-- SOURCE DATA follows --
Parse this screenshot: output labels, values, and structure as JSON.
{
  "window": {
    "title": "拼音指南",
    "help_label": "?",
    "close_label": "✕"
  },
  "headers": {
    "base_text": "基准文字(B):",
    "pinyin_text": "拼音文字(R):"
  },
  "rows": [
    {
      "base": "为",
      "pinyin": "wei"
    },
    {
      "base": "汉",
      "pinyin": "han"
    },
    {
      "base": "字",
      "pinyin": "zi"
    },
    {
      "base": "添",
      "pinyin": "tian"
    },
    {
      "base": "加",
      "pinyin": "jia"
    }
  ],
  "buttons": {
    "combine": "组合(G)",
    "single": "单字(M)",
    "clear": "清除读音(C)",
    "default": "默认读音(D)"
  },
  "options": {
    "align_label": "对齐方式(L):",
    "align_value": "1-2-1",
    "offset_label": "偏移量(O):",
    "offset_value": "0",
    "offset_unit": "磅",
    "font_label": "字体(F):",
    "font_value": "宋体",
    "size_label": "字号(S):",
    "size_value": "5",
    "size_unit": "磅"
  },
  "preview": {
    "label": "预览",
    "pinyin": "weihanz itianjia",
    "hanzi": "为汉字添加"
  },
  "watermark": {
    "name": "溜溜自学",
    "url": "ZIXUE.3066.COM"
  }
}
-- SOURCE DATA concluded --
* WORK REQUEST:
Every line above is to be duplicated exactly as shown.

* RESULT OF THE TASK:
Parse this screenshot: output labels, values, and structure as JSON.
{
  "window": {
    "title": "拼音指南",
    "help_label": "?",
    "close_label": "✕"
  },
  "headers": {
    "base_text": "基准文字(B):",
    "pinyin_text": "拼音文字(R):"
  },
  "rows": [
    {
      "base": "为",
      "pinyin": "wei"
    },
    {
      "base": "汉",
      "pinyin": "han"
    },
    {
      "base": "字",
      "pinyin": "zi"
    },
    {
      "base": "添",
      "pinyin": "tian"
    },
    {
      "base": "加",
      "pinyin": "jia"
    }
  ],
  "buttons": {
    "combine": "组合(G)",
    "single": "单字(M)",
    "clear": "清除读音(C)",
    "default": "默认读音(D)"
  },
  "options": {
    "align_label": "对齐方式(L):",
    "align_value": "1-2-1",
    "offset_label": "偏移量(O):",
    "offset_value": "0",
    "offset_unit": "磅",
    "font_label": "字体(F):",
    "font_value": "宋体",
    "size_label": "字号(S):",
    "size_value": "5",
    "size_unit": "磅"
  },
  "preview": {
    "label": "预览",
    "pinyin": "weihanz itianjia",
    "hanzi": "为汉字添加"
  },
  "watermark": {
    "name": "溜溜自学",
    "url": "ZIXUE.3066.COM"
  }
}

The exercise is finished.